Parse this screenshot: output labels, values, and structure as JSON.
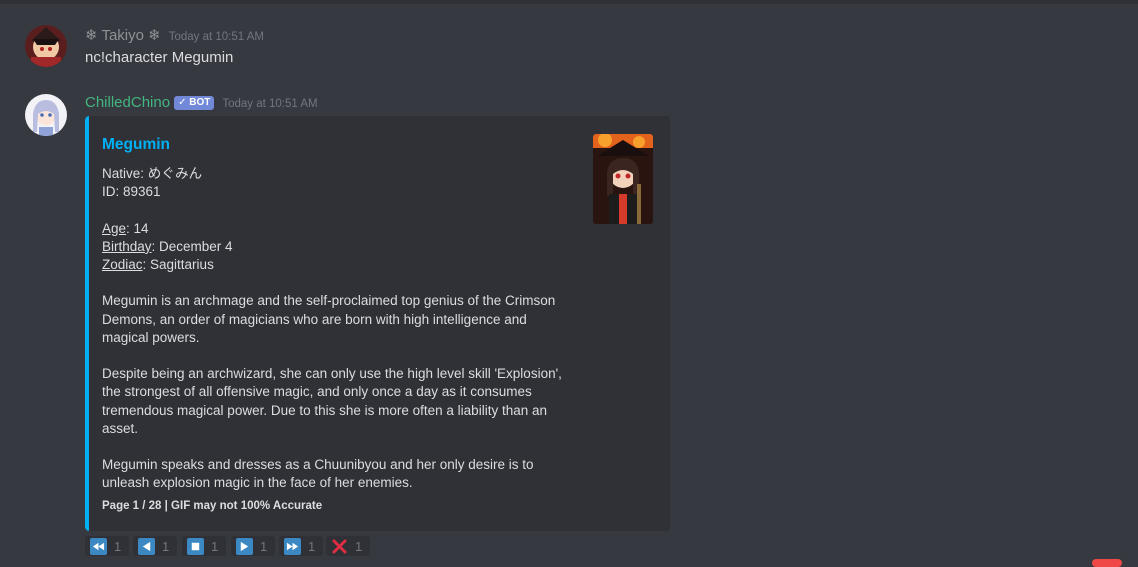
{
  "messages": [
    {
      "username": "❄ Takiyo ❄",
      "timestamp": "Today at 10:51 AM",
      "content": "nc!character Megumin"
    },
    {
      "username": "ChilledChino",
      "bot_tag": "✓ BOT",
      "timestamp": "Today at 10:51 AM",
      "embed": {
        "title": "Megumin",
        "native_label": "Native",
        "native_value": ": めぐみん",
        "id_line": "ID: 89361",
        "age_label": "Age",
        "age_value": ": 14",
        "birthday_label": "Birthday",
        "birthday_value": ": December 4",
        "zodiac_label": "Zodiac",
        "zodiac_value": ": Sagittarius",
        "paragraphs": [
          "Megumin is an archmage and the self-proclaimed top genius of the Crimson Demons, an order of magicians who are born with high intelligence and magical powers.",
          "Despite being an archwizard, she can only use the high level skill 'Explosion', the strongest of all offensive magic, and only once a day as it consumes tremendous magical power. Due to this she is more often a liability than an asset.",
          "Megumin speaks and dresses as a Chuunibyou and her only desire is to unleash explosion magic in the face of her enemies."
        ],
        "footer": "Page 1 / 28 | GIF may not 100% Accurate",
        "accent_color": "#00b0f4"
      },
      "reactions": [
        {
          "icon": "rewind-icon",
          "count": "1"
        },
        {
          "icon": "previous-icon",
          "count": "1"
        },
        {
          "icon": "stop-icon",
          "count": "1"
        },
        {
          "icon": "next-icon",
          "count": "1"
        },
        {
          "icon": "fast-forward-icon",
          "count": "1"
        },
        {
          "icon": "cross-icon",
          "count": "1"
        }
      ]
    }
  ],
  "colors": {
    "background": "#36393f",
    "embed_background": "#2f3136",
    "bot_name": "#43b581",
    "bot_tag": "#7289da",
    "reaction_blue": "#3b88c3",
    "reaction_red": "#dd2e44"
  }
}
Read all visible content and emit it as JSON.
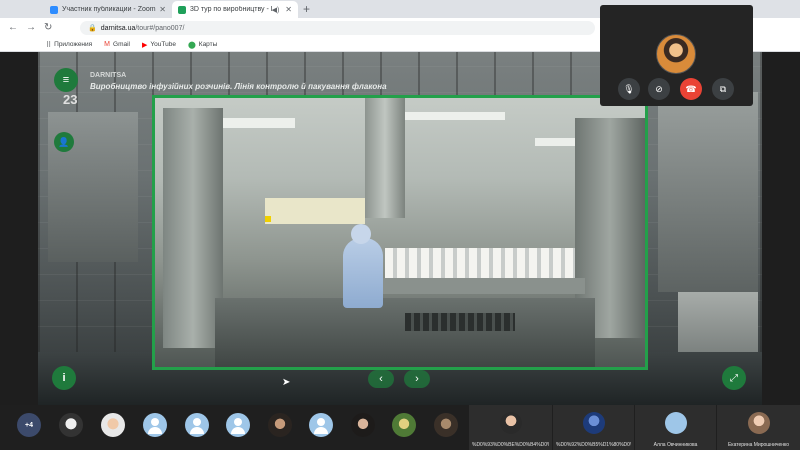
{
  "browser": {
    "tabs": [
      {
        "title": "Участник публикации - Zoom",
        "favicon_color": "#2d8cff"
      },
      {
        "title": "3D тур по виробництву - D",
        "favicon_color": "#1fa05a"
      }
    ],
    "new_tab_symbol": "+",
    "url_host": "darnitsa.ua",
    "url_path": "/tour#/pano007/",
    "bookmarks": [
      {
        "label": "Приложения",
        "icon": "apps-grid-icon"
      },
      {
        "label": "Gmail",
        "icon": "gmail-icon"
      },
      {
        "label": "YouTube",
        "icon": "youtube-icon"
      },
      {
        "label": "Карты",
        "icon": "maps-icon"
      }
    ]
  },
  "tour": {
    "brand": "DARNITSA",
    "headline": "Виробництво інфузійних розчинів. Лінія контролю й пакування флакона",
    "scene_counter": "23",
    "accent_color": "#1f7a3c",
    "panel_border_color": "#23a04a"
  },
  "zoom": {
    "self_view_controls": [
      "mic-icon",
      "camera-off-icon",
      "end-call-icon",
      "switch-layout-icon"
    ],
    "participant_overflow": "+4",
    "named_participants": [
      {
        "label": "%D0%93%D0%BE%D0%B4%D0%B8%D0%B4..."
      },
      {
        "label": "%D0%92%D0%B5%D1%80%D0%BE%D0%BD..."
      },
      {
        "label": "Алла Овчинникова"
      },
      {
        "label": "Екатерина Мирошниченко"
      }
    ]
  }
}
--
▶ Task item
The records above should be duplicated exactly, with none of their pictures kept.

▶ Solution to this task
Parse this screenshot: output labels, values, and structure as JSON.
{
  "messages": [
    {
      "username": "❄ Takiyo ❄",
      "timestamp": "Today at 10:51 AM",
      "content": "nc!character Megumin"
    },
    {
      "username": "ChilledChino",
      "bot_tag": "✓ BOT",
      "timestamp": "Today at 10:51 AM",
      "embed": {
        "title": "Megumin",
        "native_label": "Native",
        "native_value": ": めぐみん",
        "id_line": "ID: 89361",
        "age_label": "Age",
        "age_value": ": 14",
        "birthday_label": "Birthday",
        "birthday_value": ": December 4",
        "zodiac_label": "Zodiac",
        "zodiac_value": ": Sagittarius",
        "paragraphs": [
          "Megumin is an archmage and the self-proclaimed top genius of the Crimson Demons, an order of magicians who are born with high intelligence and magical powers.",
          "Despite being an archwizard, she can only use the high level skill 'Explosion', the strongest of all offensive magic, and only once a day as it consumes tremendous magical power. Due to this she is more often a liability than an asset.",
          "Megumin speaks and dresses as a Chuunibyou and her only desire is to unleash explosion magic in the face of her enemies."
        ],
        "footer": "Page 1 / 28 | GIF may not 100% Accurate",
        "accent_color": "#00b0f4"
      },
      "reactions": [
        {
          "icon": "rewind-icon",
          "count": "1"
        },
        {
          "icon": "previous-icon",
          "count": "1"
        },
        {
          "icon": "stop-icon",
          "count": "1"
        },
        {
          "icon": "next-icon",
          "count": "1"
        },
        {
          "icon": "fast-forward-icon",
          "count": "1"
        },
        {
          "icon": "cross-icon",
          "count": "1"
        }
      ]
    }
  ],
  "colors": {
    "background": "#36393f",
    "embed_background": "#2f3136",
    "bot_name": "#43b581",
    "bot_tag": "#7289da",
    "reaction_blue": "#3b88c3",
    "reaction_red": "#dd2e44"
  }
}
Read all visible content and emit it as JSON.
{
  "browser": {
    "tabs": [
      {
        "title": "Участник публикации - Zoom",
        "favicon_color": "#2d8cff"
      },
      {
        "title": "3D тур по виробництву - D",
        "favicon_color": "#1fa05a"
      }
    ],
    "new_tab_symbol": "+",
    "url_host": "darnitsa.ua",
    "url_path": "/tour#/pano007/",
    "bookmarks": [
      {
        "label": "Приложения",
        "icon": "apps-grid-icon"
      },
      {
        "label": "Gmail",
        "icon": "gmail-icon"
      },
      {
        "label": "YouTube",
        "icon": "youtube-icon"
      },
      {
        "label": "Карты",
        "icon": "maps-icon"
      }
    ]
  },
  "tour": {
    "brand": "DARNITSA",
    "headline": "Виробництво інфузійних розчинів. Лінія контролю й пакування флакона",
    "scene_counter": "23",
    "accent_color": "#1f7a3c",
    "panel_border_color": "#23a04a"
  },
  "zoom": {
    "self_view_controls": [
      "mic-icon",
      "camera-off-icon",
      "end-call-icon",
      "switch-layout-icon"
    ],
    "participant_overflow": "+4",
    "named_participants": [
      {
        "label": "%D0%93%D0%BE%D0%B4%D0%B8%D0%B4..."
      },
      {
        "label": "%D0%92%D0%B5%D1%80%D0%BE%D0%BD..."
      },
      {
        "label": "Алла Овчинникова"
      },
      {
        "label": "Екатерина Мирошниченко"
      }
    ]
  }
}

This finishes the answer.